EXTENSION of motorcoach services over routes of 100 miles or more in length in all parts of the Country is shown by a map, and figures are given of the number of routes, the miles of highway over which the services are operated, running time, rates of fare charged and like data. Facilities and operating methods differentiating long-distance from suburban services are mentioned and the similarity to railroad practice pointed out. A characteristic of routes ranging from several hundred to nearly 1500 miles is that service is afforded continuously for 24 hr. per day seven days per week and many passengers ride day and night. Such long runs are broken into stages so that a driver does not work more than 8 to 10 hr. as a rule and vehicles are changed at the end of a run of a certain distance, which may vary from about 200 to nearly 750 miles.
Technical Paper

Bodily Steadiness-A Riding-Comfort Index

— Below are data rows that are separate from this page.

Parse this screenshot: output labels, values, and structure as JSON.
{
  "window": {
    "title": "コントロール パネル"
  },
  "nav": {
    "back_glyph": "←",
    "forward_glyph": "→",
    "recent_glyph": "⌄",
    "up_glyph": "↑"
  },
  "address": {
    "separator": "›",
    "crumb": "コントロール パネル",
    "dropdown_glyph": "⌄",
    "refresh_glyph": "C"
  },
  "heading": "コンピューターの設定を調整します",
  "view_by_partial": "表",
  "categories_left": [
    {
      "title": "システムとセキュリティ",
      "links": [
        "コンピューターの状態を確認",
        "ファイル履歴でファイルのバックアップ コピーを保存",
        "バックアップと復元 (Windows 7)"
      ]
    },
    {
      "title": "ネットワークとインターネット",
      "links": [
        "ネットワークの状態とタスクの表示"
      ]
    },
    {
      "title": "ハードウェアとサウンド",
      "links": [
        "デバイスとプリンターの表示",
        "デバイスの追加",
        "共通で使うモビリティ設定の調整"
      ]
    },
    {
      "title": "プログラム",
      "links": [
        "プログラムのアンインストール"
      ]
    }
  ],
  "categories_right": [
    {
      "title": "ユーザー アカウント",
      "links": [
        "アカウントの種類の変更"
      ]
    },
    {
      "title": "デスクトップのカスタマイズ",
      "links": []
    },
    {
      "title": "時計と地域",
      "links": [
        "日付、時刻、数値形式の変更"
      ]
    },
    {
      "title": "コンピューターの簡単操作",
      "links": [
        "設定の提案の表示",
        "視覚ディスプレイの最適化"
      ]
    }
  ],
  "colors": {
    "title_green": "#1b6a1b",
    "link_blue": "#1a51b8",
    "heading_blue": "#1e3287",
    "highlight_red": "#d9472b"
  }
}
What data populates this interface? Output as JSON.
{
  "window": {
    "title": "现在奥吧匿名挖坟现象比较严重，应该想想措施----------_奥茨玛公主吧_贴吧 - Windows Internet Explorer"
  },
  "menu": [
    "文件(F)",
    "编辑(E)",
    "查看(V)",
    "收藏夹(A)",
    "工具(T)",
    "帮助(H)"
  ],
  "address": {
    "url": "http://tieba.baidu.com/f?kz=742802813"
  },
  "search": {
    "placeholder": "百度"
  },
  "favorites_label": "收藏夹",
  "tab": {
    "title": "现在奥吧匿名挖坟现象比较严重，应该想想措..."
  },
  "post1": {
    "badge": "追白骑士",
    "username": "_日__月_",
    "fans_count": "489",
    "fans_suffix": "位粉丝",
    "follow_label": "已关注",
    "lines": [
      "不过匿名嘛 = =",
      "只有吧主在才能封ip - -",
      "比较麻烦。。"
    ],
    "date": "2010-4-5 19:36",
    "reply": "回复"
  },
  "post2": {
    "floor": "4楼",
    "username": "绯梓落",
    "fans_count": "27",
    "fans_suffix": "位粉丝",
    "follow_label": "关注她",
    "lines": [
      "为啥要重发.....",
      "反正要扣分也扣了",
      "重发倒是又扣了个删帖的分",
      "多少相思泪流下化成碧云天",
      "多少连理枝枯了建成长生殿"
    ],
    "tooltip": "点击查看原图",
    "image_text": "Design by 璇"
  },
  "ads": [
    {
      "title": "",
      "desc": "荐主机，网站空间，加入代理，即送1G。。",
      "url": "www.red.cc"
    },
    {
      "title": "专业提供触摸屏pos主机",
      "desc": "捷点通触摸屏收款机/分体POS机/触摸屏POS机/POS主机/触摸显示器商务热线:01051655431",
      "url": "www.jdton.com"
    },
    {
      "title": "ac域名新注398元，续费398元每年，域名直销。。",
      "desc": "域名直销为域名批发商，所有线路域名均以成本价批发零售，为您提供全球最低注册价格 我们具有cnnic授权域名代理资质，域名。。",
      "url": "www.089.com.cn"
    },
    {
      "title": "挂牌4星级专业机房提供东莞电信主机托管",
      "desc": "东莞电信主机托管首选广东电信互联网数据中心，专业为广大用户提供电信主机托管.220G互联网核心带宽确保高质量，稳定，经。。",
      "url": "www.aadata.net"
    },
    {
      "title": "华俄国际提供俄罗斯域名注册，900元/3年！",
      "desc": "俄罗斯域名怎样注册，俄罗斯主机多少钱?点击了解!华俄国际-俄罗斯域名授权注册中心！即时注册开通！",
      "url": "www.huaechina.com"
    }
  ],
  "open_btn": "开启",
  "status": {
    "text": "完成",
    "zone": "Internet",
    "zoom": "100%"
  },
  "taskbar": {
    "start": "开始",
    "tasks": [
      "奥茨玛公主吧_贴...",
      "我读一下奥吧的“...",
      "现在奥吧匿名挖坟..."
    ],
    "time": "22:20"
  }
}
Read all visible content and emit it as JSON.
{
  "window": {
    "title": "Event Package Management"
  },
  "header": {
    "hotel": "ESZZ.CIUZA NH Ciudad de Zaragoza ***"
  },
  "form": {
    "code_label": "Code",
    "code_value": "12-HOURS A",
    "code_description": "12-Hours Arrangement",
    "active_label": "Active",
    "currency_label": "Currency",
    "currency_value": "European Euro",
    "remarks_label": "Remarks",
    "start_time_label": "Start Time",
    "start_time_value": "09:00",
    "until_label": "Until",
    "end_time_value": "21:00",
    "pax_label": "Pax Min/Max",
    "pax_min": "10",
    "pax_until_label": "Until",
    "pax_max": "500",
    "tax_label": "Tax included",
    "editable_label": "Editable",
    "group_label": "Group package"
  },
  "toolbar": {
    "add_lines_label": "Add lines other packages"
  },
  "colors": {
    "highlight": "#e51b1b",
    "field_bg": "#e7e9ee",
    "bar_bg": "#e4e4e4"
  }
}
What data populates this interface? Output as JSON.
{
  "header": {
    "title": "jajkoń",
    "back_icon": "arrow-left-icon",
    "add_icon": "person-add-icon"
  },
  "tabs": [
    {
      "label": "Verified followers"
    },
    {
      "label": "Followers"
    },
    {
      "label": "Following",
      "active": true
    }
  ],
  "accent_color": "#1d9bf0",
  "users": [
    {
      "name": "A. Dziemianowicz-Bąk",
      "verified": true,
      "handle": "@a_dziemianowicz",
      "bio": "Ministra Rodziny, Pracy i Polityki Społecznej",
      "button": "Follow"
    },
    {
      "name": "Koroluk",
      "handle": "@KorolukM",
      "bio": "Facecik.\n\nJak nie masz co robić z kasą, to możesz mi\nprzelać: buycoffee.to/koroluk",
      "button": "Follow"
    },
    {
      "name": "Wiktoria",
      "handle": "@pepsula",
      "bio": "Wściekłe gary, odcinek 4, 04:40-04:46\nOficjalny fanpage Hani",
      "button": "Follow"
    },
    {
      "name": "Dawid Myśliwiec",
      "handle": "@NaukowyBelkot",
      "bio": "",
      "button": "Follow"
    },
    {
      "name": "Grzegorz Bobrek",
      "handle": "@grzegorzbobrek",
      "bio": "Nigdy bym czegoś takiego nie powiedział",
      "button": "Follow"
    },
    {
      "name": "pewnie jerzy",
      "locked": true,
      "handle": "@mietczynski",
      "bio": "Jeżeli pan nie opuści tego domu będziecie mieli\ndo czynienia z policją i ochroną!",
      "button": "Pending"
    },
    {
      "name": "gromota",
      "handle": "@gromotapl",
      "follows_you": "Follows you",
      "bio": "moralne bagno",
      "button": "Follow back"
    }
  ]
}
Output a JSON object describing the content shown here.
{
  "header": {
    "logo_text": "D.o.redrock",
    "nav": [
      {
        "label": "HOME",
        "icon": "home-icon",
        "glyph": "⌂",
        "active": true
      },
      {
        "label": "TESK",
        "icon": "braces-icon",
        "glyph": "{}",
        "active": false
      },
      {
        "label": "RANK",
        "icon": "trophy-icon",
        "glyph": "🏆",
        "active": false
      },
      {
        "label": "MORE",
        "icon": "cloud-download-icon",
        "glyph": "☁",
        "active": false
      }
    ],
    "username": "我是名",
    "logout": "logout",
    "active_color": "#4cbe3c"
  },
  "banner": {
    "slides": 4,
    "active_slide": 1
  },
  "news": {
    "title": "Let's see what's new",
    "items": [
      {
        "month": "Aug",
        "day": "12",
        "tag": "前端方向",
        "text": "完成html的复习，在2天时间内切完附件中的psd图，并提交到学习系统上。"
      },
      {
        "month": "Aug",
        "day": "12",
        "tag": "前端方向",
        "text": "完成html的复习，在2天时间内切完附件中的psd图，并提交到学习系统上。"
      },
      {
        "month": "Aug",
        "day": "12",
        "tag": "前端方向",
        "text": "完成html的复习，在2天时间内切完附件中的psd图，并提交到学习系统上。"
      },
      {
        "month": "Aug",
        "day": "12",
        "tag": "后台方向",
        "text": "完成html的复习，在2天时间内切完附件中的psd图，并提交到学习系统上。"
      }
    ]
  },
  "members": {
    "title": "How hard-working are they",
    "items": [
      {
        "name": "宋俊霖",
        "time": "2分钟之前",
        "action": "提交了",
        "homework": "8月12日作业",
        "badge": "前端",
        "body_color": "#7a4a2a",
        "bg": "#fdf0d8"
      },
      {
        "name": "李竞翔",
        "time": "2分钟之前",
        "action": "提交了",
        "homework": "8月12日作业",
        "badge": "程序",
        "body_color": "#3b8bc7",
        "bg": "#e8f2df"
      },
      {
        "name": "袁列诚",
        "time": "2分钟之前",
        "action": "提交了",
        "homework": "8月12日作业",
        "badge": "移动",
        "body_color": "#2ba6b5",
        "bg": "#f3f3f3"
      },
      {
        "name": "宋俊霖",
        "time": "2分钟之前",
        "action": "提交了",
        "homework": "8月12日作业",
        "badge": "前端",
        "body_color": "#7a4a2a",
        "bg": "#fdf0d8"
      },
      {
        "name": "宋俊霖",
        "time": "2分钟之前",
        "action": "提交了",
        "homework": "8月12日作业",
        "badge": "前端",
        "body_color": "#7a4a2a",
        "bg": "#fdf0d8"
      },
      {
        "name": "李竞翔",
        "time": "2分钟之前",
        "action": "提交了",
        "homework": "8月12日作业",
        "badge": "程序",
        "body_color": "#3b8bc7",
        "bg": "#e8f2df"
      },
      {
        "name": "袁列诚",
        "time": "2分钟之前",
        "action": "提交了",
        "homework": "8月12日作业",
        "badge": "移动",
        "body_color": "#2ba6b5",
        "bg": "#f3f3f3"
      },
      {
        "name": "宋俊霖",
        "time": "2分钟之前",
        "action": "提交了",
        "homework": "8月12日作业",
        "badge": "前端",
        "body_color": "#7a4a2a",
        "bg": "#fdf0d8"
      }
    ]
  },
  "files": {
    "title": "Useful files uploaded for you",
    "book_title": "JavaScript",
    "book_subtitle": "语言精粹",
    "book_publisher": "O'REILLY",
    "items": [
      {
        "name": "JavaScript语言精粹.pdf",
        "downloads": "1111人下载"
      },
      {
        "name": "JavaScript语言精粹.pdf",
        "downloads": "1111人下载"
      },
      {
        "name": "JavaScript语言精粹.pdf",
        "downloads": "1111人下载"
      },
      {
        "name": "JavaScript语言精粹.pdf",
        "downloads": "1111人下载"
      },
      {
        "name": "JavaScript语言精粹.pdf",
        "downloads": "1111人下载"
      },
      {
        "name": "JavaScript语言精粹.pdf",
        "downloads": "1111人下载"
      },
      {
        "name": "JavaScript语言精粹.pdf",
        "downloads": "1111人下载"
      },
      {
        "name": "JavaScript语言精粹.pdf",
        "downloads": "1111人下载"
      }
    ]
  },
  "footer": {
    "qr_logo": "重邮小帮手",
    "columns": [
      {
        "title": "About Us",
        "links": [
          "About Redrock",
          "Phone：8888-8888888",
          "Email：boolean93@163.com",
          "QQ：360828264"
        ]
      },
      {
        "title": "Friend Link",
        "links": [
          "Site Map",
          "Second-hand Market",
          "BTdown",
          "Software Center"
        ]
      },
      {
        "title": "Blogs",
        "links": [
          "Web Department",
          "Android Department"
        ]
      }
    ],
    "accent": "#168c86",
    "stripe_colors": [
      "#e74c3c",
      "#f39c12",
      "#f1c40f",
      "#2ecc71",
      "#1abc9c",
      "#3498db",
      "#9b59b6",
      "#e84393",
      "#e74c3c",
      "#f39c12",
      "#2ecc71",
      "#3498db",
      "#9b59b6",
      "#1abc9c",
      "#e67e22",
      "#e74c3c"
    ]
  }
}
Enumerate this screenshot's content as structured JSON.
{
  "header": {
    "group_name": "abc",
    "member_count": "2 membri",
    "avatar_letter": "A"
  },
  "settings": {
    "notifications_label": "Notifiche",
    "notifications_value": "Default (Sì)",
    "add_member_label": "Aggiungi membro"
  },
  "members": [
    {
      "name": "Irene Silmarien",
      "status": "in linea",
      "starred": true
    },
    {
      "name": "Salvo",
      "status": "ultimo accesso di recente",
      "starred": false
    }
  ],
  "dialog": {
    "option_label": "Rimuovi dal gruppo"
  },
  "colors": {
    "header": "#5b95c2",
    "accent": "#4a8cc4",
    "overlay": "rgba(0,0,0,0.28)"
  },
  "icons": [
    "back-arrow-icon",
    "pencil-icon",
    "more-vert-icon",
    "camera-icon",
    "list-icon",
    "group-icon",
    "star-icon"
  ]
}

This is the fourth report by Dr. Moss on the investigation of riding comfort at the George Washington University and is a progress report on the measurement of automobile riding-qualities. The previous reports were published in the S.A.E. JOURNAL as follows: September, 1929, p. 298; January, 1930, p. 99; and April, 1930, p. 513. In this report, which was presented at the 1930 Semi-Annual Meeting, the author describes improvements made in two wabblemeters for measuring physiological fatigue caused by riding and the use of two accelerometers to correlate the behavior of the automobile with the physiological results. Results obtained with two groups of subjects, one consisting of taxicab drivers and the other of university students, are summarized, and the results of preliminary tests of the comparative riding-qualities of different cars as shown by their effects on the subjects are also given.
Technical Paper

Measurement of Comfort in Automobile Riding

EXPERIMENTS that have been in progress since the 1929 Semi-Annual Meeting to measure the fatigue caused by an automobile ride, using the human body as a measuring instrument, and to predict there-from the possible effects of various types of spring-suspension, shock-absorber and other comfort-giving components are described. Initially, the problem was approached from the physiological standpoint because fatigue is definitely known to be a physiological phenomenon and, if the physiological changes are sufficiently marked to be measured, physiological tests are definite and quantitative. Changes in the human body are a good index of relative comfort, and, if the normal reactions of an individual or any group of individuals before a test are known, similar measurements at the end of a test or at the end of an automobile ride should show an appreciable difference.